Extract all lines in the data that contain the word "photo".

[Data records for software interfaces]
━━━━━━━━━━

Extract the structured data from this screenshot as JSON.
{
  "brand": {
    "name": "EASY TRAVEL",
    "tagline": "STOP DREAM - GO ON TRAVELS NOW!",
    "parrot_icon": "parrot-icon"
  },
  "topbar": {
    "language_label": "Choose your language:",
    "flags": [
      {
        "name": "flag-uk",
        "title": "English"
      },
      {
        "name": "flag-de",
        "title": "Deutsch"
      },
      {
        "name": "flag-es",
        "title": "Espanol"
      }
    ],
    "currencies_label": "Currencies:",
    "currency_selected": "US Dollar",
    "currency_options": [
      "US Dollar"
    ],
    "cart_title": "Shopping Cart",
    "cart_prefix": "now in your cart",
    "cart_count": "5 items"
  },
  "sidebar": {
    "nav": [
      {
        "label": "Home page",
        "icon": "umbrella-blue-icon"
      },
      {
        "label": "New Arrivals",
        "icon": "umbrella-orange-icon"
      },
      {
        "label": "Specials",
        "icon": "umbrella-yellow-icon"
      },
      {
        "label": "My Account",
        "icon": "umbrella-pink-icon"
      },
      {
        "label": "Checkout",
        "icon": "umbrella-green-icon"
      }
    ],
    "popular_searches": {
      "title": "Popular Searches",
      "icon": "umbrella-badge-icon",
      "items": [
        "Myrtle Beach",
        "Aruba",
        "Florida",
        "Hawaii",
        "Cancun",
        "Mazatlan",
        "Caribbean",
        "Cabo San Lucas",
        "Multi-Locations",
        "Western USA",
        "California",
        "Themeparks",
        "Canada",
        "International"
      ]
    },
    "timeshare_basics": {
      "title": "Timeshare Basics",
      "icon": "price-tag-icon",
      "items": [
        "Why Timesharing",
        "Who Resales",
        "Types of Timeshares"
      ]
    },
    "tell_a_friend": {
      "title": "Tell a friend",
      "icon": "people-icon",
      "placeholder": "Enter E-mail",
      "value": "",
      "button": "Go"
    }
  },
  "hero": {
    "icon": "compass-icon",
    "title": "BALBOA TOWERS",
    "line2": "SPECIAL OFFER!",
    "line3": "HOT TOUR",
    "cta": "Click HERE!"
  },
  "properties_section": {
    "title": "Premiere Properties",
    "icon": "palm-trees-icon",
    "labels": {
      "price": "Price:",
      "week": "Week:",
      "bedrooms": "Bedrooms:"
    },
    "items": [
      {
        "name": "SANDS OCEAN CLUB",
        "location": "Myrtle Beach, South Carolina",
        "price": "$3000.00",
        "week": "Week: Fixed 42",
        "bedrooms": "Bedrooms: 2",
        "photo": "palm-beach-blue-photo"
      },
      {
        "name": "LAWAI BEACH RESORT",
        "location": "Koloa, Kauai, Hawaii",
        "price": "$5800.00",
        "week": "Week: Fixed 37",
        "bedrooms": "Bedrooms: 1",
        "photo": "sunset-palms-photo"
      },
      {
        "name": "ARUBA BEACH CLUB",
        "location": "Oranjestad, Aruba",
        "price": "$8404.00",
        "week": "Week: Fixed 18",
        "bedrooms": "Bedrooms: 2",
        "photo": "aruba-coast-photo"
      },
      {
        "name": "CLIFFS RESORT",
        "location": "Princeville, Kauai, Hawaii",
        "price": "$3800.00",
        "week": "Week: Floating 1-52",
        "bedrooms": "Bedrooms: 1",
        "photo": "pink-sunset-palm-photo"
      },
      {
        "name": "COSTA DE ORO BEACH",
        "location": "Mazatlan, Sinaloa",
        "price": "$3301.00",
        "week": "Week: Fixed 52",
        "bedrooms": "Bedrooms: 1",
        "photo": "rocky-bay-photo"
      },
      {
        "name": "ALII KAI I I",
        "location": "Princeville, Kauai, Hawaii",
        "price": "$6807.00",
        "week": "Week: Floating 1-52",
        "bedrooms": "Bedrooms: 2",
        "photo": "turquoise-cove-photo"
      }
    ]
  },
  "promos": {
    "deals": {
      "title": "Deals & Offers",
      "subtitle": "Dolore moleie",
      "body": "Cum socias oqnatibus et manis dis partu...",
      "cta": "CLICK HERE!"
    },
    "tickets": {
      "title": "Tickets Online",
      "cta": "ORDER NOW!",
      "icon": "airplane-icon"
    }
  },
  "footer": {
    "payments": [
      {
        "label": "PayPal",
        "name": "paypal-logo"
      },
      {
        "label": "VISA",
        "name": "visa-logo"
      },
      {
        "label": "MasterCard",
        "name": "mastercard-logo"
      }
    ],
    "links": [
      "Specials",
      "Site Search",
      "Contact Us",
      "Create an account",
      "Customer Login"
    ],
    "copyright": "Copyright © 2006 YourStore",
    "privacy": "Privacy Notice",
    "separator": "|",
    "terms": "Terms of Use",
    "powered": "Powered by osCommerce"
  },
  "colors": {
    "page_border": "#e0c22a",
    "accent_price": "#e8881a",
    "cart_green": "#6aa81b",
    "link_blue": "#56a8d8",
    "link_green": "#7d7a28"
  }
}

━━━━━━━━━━

:: TASK SOLUTION ::
        "photo": "palm-beach-blue-photo"
        "photo": "sunset-palms-photo"
        "photo": "aruba-coast-photo"
        "photo": "pink-sunset-palm-photo"
        "photo": "rocky-bay-photo"
        "photo": "turquoise-cove-photo"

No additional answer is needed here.